NCAA President Mark Emmert says member schools might reconsider allowing college athletes who compete in the Olympics to accept payments for performance.
The NCAA rules allow athletes to accept money for training from the U.S. Olympic Committee or similar organizations in other countries along with national sports governing bodies. Athletes can also keep bonuses given for winning medals. A gold medal was worth $25,000 for U.S. athletes in Rio. A silver paid $15,000 and a bronze $10,000.
For some countries, the payments are much greater. Swimmer Joseph Schooling, who attends the University of Texas and competes for Singapore, received more than $750,000 for winning gold in the 100 butterfly.
Emmert said Thursday during an interview with Aspen Institute that amount was far more than what NCAA membership had in mind.
“To be perfectly honest, it’s caused everybody to say, ‘Oh, well that’s not really what we were thinking about,'” Emmert said. “So I don’t know where the members will go on that. That’s a little different than 15 grand for the silver medal for swimming for the US of A. So I think it’s going to stimulate a very interesting conversation.”
The NCAA has been OK with the USOC’s bonus program since 2001. In 2015, it allowed for athletes to accept similar bonuses from other countries.
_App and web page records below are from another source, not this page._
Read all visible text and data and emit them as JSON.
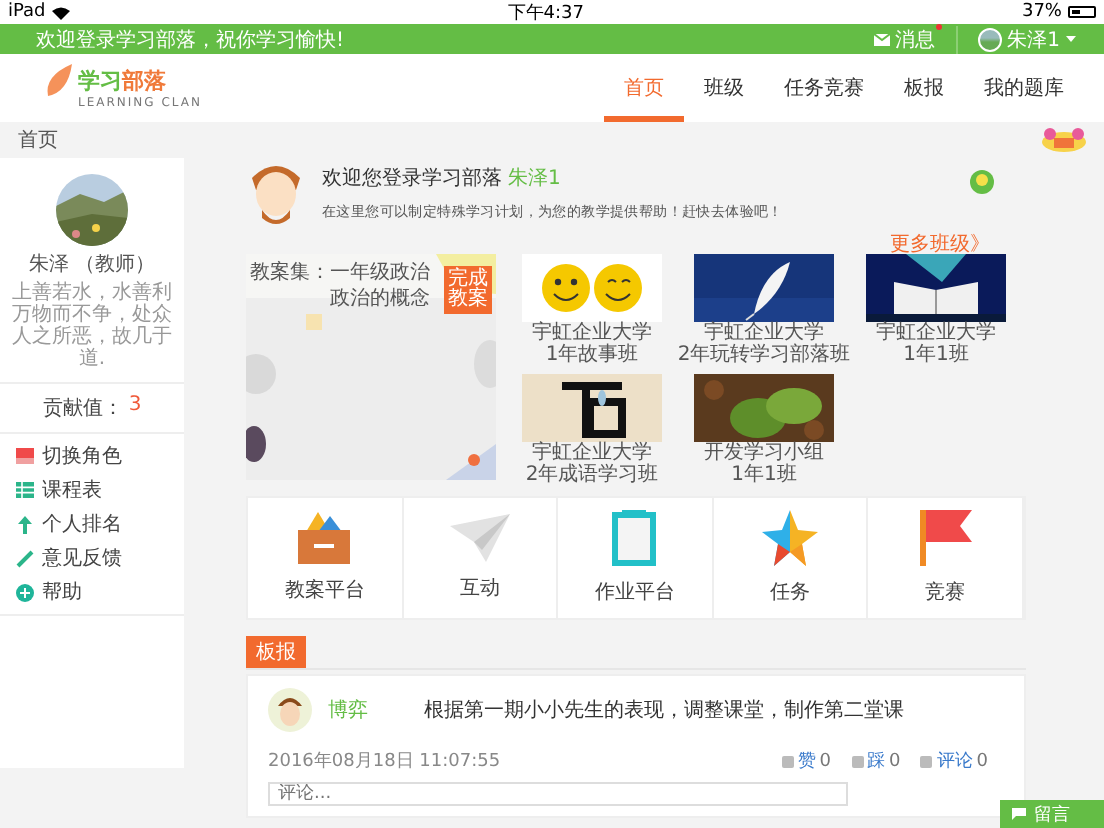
{
  "status_bar": {
    "device": "iPad",
    "time": "下午4:37",
    "battery": "37%"
  },
  "top_bar": {
    "greeting": "欢迎登录学习部落，祝你学习愉快!",
    "messages": {
      "label": "消息",
      "unread": true
    },
    "user": "朱泽1"
  },
  "header": {
    "logo": {
      "title_a": "学习",
      "title_b": "部落",
      "subtitle": "LEARNING CLAN"
    },
    "nav": [
      {
        "label": "首页",
        "selected": true
      },
      {
        "label": "班级",
        "selected": false
      },
      {
        "label": "任务竞赛",
        "selected": false
      },
      {
        "label": "板报",
        "selected": false
      },
      {
        "label": "我的题库",
        "selected": false
      }
    ]
  },
  "breadcrumb": "首页",
  "sidebar": {
    "name": "朱泽 （教师）",
    "motto": "上善若水，水善利万物而不争，处众人之所恶，故几于道.",
    "contribution_label": "贡献值：",
    "contribution": "3",
    "menu": [
      {
        "label": "切换角色"
      },
      {
        "label": "课程表"
      },
      {
        "label": "个人排名"
      },
      {
        "label": "意见反馈"
      },
      {
        "label": "帮助"
      }
    ]
  },
  "welcome": {
    "title": "欢迎您登录学习部落",
    "user": "朱泽1",
    "subtitle": "在这里您可以制定特殊学习计划，为您的教学提供帮助！赶快去体验吧！"
  },
  "lesson": {
    "set": "教案集：一年级政治",
    "topic": "政治的概念",
    "button": "完成教案"
  },
  "more_classes": "更多班级》",
  "classes": [
    {
      "school": "宇虹企业大学",
      "name": "1年故事班"
    },
    {
      "school": "宇虹企业大学",
      "name": "2年玩转学习部落班"
    },
    {
      "school": "宇虹企业大学",
      "name": "1年1班"
    },
    {
      "school": "宇虹企业大学",
      "name": "2年成语学习班"
    },
    {
      "school": "开发学习小组",
      "name": "1年1班"
    }
  ],
  "tiles": [
    {
      "label": "教案平台"
    },
    {
      "label": "互动"
    },
    {
      "label": "作业平台"
    },
    {
      "label": "任务"
    },
    {
      "label": "竞赛"
    }
  ],
  "board_tab": "板报",
  "post": {
    "author": "博弈",
    "text": "根据第一期小小先生的表现，调整课堂，制作第二堂课",
    "date": "2016年08月18日 11:07:55",
    "actions": [
      {
        "label": "赞",
        "count": "0"
      },
      {
        "label": "踩",
        "count": "0"
      },
      {
        "label": "评论",
        "count": "0"
      }
    ],
    "comment_placeholder": "评论..."
  },
  "message_button": "留言"
}
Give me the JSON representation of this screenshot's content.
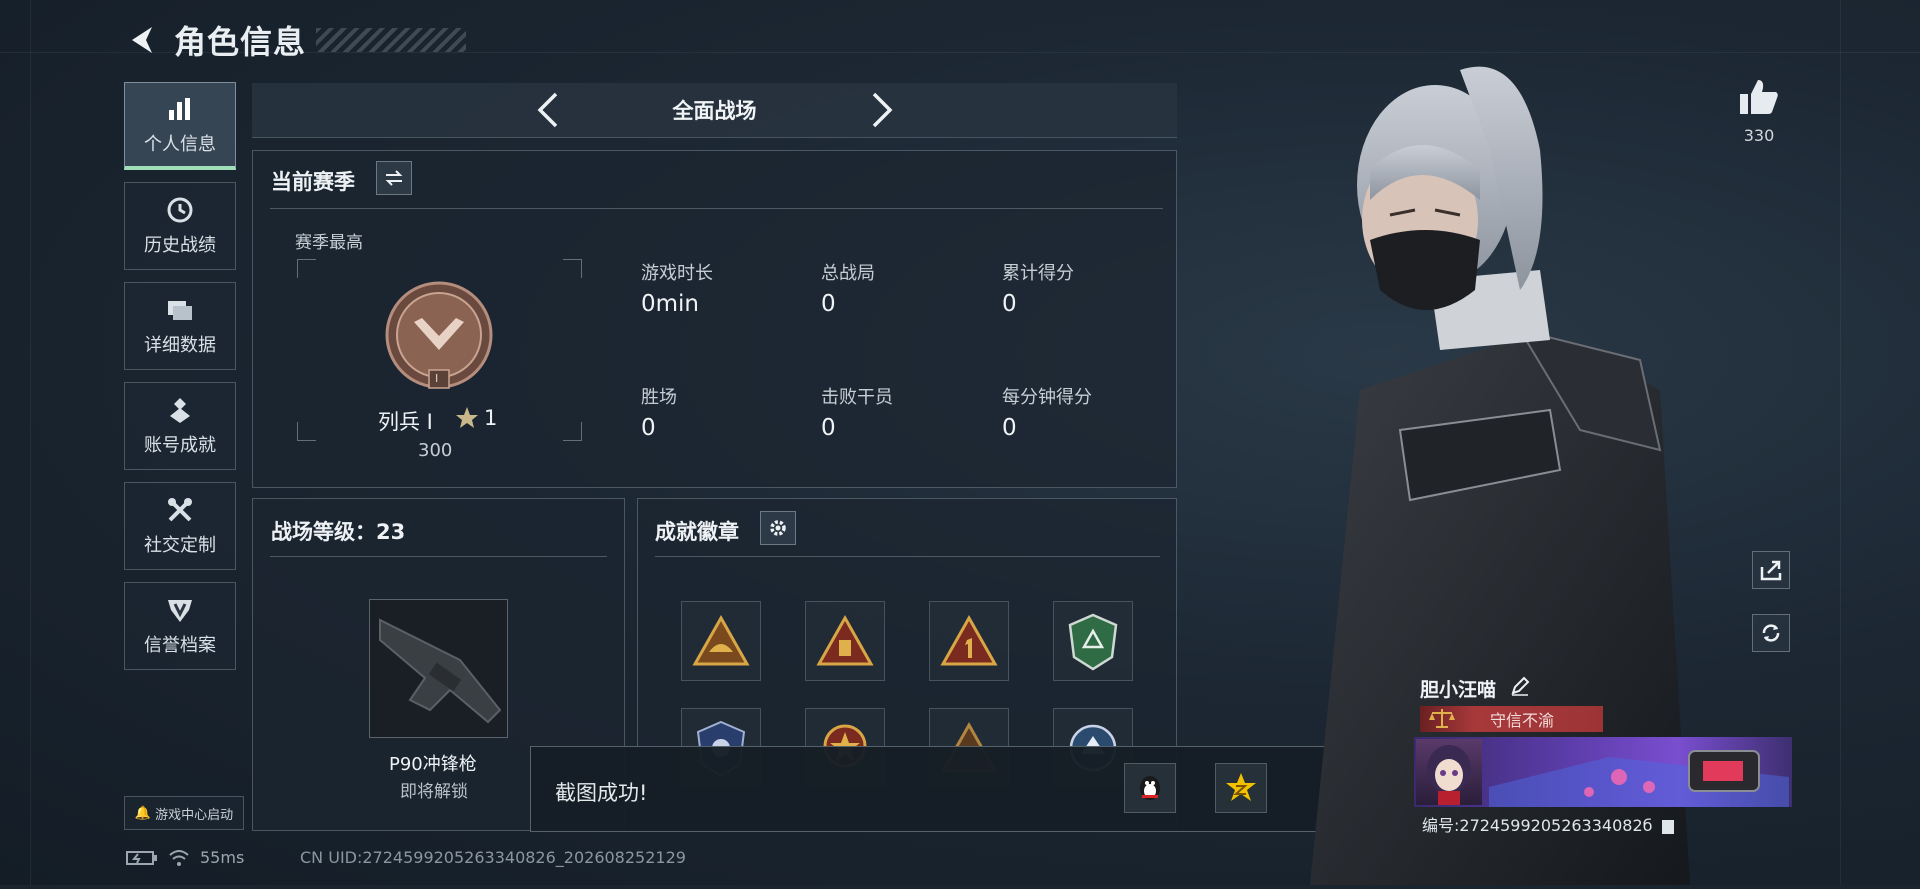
{
  "header": {
    "title": "角色信息"
  },
  "nav": {
    "items": [
      {
        "label": "个人信息"
      },
      {
        "label": "历史战绩"
      },
      {
        "label": "详细数据"
      },
      {
        "label": "账号成就"
      },
      {
        "label": "社交定制"
      },
      {
        "label": "信誉档案"
      }
    ],
    "launch_label": "游戏中心启动"
  },
  "mode": {
    "title": "全面战场"
  },
  "season": {
    "title": "当前赛季",
    "best_label": "赛季最高",
    "rank_name": "列兵 I",
    "stars": "1",
    "rank_score": "300",
    "rank_level": "I",
    "stats": [
      {
        "label": "游戏时长",
        "value": "0min"
      },
      {
        "label": "总战局",
        "value": "0"
      },
      {
        "label": "累计得分",
        "value": "0"
      },
      {
        "label": "胜场",
        "value": "0"
      },
      {
        "label": "击败干员",
        "value": "0"
      },
      {
        "label": "每分钟得分",
        "value": "0"
      }
    ]
  },
  "battlefield": {
    "level_title": "战场等级：23",
    "weapon_name": "P90冲锋枪",
    "weapon_status": "即将解锁"
  },
  "achievements": {
    "title": "成就徽章"
  },
  "toast": {
    "message": "截图成功!"
  },
  "right": {
    "likes": "330",
    "player_name": "胆小汪喵",
    "player_title": "守信不渝",
    "player_id": "编号:272459920526334082б"
  },
  "status_bar": {
    "ping": "55ms",
    "uid": "CN UID:2724599205263340826_202608252129"
  }
}
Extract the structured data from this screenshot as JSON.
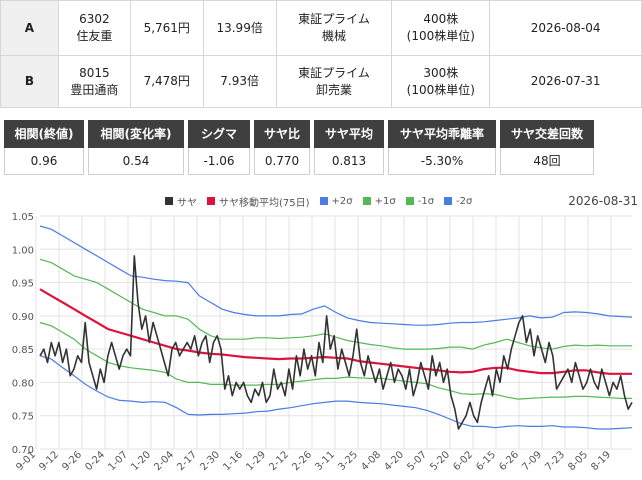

“The question is whether that person is still an amateur,” Emmert said about the large bonuses. “Because if they competed in South Africa and (got) paid $750,000 to play ball in South Africa, they would be declared a professional athlete and be not eligible for NCAA play. That’s the fundamental problem.”